Records excerpted from a collection
+ + + + + + +
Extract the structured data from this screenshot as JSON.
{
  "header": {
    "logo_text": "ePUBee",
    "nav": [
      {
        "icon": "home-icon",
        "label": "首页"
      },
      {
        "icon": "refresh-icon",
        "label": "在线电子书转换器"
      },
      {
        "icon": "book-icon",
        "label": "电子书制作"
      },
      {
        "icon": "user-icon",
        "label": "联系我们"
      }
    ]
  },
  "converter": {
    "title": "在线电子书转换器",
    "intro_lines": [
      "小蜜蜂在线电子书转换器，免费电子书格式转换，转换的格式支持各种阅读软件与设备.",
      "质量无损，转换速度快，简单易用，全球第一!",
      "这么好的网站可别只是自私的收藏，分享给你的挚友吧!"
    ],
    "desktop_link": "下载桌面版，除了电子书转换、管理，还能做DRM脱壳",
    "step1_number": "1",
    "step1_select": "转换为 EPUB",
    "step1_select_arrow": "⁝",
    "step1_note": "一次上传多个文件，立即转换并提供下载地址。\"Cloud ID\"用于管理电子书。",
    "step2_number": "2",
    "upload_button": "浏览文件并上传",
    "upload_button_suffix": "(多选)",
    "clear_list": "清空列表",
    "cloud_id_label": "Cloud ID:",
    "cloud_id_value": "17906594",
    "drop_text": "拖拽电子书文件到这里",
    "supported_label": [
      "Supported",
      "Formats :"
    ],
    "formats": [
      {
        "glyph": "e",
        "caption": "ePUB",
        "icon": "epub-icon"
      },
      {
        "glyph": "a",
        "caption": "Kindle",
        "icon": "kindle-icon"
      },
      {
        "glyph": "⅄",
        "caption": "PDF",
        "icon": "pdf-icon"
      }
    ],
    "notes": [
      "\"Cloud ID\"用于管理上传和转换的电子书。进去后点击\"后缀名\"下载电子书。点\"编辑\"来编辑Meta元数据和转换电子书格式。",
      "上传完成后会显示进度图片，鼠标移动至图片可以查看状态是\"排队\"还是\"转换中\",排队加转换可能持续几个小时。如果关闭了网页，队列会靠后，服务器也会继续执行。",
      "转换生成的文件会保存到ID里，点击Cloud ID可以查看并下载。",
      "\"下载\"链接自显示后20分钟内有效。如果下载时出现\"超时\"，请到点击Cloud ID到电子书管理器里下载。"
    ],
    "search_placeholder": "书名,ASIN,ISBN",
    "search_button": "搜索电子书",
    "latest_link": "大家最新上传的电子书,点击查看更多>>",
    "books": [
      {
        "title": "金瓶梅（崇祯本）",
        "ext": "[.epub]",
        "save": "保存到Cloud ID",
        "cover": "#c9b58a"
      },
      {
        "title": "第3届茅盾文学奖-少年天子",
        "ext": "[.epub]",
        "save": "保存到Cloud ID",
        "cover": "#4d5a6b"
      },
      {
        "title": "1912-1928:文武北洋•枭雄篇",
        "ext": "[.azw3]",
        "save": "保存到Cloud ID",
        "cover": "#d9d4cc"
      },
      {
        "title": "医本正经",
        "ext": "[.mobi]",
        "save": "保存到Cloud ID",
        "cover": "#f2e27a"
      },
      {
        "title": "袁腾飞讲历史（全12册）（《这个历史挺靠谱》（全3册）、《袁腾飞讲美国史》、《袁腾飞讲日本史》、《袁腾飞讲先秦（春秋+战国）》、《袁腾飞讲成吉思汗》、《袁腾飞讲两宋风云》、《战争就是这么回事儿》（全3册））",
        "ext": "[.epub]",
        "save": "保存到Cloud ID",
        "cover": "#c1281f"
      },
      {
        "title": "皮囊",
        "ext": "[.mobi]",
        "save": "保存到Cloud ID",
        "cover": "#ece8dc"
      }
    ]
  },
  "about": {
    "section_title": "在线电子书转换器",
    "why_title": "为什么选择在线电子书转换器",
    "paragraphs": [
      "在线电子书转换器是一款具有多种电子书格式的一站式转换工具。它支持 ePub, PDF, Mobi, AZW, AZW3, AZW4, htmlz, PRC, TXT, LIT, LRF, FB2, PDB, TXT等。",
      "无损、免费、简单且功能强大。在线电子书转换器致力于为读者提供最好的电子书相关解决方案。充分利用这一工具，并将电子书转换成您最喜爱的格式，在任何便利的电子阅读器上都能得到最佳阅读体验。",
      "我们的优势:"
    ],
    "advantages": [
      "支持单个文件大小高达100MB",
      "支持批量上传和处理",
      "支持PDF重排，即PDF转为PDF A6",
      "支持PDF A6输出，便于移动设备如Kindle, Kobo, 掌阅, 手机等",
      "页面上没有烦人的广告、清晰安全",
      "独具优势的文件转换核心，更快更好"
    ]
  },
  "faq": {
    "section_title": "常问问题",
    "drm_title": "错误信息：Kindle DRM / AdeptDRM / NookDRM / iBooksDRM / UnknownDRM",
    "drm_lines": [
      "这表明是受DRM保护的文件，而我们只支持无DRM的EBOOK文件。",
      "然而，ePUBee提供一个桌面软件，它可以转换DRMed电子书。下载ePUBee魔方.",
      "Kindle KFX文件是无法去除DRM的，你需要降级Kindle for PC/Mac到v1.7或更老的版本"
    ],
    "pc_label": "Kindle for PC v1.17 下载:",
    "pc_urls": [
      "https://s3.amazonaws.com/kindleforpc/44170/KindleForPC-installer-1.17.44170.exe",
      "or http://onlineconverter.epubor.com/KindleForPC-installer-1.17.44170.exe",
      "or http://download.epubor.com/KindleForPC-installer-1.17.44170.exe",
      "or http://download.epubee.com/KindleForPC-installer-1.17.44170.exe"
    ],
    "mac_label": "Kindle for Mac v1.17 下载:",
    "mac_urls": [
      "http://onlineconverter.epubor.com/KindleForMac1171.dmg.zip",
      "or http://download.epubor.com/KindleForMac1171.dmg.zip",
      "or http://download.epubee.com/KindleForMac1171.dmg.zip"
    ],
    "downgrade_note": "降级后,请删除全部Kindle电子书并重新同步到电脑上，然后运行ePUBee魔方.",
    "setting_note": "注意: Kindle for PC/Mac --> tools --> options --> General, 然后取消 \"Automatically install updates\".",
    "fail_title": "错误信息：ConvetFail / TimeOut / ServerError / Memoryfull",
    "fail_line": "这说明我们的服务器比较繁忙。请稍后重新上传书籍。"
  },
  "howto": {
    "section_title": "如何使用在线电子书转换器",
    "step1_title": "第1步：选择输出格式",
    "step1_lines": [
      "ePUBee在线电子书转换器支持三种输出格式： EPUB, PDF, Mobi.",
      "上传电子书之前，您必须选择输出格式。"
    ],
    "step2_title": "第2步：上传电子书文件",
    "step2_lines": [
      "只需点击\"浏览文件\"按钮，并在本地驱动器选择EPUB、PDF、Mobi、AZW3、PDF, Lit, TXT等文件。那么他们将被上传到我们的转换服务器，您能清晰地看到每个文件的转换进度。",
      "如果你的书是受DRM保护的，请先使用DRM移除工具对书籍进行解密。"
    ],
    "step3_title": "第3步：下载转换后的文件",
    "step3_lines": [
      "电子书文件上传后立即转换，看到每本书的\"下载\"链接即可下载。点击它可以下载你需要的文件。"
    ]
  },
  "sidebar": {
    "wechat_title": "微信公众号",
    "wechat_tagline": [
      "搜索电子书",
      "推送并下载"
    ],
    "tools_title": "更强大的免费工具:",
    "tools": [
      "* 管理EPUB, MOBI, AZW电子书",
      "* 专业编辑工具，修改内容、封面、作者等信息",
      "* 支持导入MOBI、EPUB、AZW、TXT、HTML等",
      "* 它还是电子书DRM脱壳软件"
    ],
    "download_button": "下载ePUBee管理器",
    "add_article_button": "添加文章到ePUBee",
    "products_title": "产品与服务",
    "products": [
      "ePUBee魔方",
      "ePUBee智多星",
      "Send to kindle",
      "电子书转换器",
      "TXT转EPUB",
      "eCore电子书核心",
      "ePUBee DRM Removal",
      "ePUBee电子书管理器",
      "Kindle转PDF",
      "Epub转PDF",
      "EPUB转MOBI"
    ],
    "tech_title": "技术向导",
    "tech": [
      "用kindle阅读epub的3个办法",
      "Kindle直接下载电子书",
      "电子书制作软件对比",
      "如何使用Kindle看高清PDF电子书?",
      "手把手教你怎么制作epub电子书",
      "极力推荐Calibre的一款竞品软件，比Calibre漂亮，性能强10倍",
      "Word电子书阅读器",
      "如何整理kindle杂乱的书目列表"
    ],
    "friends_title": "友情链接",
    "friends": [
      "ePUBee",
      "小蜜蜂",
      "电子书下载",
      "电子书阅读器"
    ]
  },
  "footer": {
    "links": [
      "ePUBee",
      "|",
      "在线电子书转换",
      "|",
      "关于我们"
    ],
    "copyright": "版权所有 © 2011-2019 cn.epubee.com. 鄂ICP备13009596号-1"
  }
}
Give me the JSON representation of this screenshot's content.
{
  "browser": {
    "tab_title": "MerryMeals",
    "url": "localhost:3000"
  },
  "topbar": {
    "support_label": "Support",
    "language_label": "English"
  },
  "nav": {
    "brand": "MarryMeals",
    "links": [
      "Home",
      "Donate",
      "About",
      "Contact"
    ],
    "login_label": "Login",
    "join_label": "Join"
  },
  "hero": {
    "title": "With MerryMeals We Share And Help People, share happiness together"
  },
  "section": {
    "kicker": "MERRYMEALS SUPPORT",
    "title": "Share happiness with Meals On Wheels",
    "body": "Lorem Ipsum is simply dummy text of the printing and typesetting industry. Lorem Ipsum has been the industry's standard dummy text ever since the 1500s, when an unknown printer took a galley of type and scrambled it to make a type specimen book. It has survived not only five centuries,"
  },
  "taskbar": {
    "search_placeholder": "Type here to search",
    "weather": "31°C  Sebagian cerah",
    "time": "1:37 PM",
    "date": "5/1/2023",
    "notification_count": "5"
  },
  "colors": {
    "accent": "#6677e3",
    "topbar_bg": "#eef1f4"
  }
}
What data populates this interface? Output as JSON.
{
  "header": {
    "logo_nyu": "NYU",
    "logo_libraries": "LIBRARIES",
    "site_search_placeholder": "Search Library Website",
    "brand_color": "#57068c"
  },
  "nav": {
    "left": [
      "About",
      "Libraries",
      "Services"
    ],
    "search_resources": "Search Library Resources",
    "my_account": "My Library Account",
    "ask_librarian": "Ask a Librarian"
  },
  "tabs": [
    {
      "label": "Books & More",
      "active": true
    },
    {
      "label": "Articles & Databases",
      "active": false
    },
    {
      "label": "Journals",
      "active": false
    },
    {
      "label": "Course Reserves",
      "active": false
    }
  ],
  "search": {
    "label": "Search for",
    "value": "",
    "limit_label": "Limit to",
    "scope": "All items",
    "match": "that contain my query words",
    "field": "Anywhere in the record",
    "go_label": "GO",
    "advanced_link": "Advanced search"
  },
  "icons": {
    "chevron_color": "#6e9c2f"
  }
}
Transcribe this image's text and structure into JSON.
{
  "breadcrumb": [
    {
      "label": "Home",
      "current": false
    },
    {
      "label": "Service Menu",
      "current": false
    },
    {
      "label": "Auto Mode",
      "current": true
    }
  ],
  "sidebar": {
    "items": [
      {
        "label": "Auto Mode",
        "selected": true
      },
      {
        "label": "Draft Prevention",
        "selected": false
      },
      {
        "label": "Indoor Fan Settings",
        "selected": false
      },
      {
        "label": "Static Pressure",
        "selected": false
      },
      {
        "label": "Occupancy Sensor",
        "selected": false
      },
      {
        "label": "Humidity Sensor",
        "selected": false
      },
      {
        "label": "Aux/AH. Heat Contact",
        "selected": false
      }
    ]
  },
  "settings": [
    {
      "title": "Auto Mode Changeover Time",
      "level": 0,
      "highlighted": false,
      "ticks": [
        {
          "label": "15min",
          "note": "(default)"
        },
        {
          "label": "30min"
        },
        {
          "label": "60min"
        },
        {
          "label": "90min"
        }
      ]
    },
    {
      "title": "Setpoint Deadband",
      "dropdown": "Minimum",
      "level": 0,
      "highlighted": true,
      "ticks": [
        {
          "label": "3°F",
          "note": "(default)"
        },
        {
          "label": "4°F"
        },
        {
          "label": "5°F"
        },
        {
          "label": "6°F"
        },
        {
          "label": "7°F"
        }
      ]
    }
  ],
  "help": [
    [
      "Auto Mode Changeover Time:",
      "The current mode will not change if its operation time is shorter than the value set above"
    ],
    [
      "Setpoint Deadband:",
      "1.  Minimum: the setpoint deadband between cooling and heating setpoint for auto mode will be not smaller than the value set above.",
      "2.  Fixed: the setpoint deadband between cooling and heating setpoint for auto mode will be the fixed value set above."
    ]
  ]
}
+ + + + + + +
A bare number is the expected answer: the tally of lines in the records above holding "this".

Answer box
4